DATASET EXTRACT:
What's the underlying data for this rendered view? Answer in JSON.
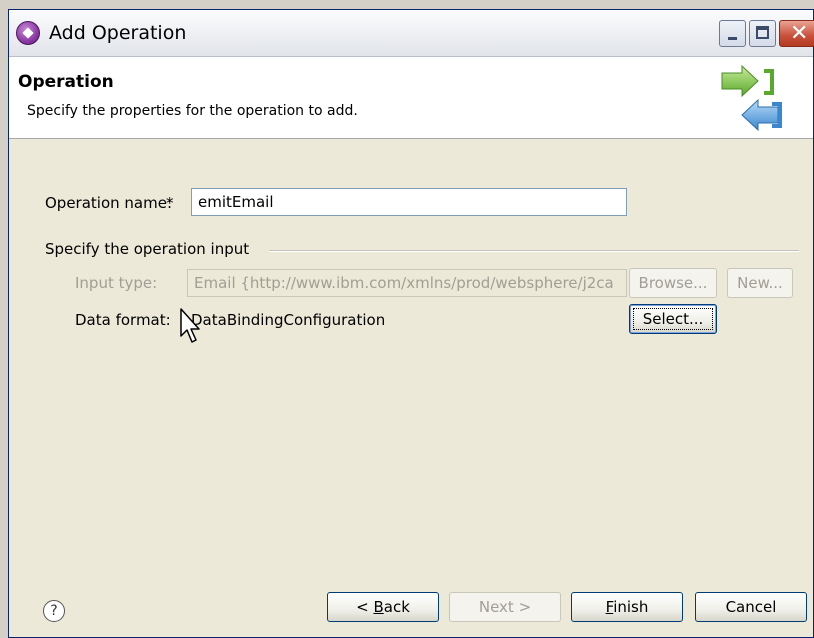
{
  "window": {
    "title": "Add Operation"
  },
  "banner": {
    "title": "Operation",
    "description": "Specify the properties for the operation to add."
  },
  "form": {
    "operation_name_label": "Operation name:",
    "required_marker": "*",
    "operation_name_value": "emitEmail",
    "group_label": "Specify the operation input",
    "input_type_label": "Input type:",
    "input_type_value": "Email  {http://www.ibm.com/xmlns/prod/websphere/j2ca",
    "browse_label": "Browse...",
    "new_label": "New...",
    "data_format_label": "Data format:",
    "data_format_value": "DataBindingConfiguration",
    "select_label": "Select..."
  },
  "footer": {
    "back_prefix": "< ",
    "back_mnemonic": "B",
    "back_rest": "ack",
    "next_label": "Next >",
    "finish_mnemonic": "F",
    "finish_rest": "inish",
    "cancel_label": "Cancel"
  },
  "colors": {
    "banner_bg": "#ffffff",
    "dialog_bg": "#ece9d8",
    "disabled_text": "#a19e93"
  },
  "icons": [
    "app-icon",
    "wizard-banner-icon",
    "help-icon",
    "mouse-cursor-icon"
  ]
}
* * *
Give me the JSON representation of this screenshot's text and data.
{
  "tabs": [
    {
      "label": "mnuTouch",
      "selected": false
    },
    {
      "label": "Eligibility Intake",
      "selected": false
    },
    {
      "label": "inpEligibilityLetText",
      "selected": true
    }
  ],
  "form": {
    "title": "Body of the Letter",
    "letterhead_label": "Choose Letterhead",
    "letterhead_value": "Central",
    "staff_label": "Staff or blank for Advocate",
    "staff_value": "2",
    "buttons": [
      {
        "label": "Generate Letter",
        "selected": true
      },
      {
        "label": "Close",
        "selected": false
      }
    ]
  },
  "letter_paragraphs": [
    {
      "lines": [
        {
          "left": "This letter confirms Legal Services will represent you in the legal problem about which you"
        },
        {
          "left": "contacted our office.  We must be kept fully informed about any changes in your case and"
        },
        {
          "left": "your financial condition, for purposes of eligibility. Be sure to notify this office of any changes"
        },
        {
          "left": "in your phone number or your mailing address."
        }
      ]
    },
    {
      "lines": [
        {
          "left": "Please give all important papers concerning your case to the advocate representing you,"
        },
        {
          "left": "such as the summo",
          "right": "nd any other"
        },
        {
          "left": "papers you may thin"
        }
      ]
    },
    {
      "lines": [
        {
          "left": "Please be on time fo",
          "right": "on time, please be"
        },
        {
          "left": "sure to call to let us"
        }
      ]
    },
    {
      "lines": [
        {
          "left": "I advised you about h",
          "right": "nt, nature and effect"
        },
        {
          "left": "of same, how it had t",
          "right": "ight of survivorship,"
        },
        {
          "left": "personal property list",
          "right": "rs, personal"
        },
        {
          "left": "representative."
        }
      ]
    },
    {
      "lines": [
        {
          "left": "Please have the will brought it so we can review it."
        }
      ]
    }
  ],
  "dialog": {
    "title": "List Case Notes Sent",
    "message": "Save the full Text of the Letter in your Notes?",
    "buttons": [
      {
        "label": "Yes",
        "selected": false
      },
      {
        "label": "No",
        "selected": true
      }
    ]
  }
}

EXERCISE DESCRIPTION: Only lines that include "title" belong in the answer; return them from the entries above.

ANSWER TO THIS TASK:
    "title": "Add Operation"
    "title": "Operation",
    "title": "Body of the Letter",
    "title": "List Case Notes Sent",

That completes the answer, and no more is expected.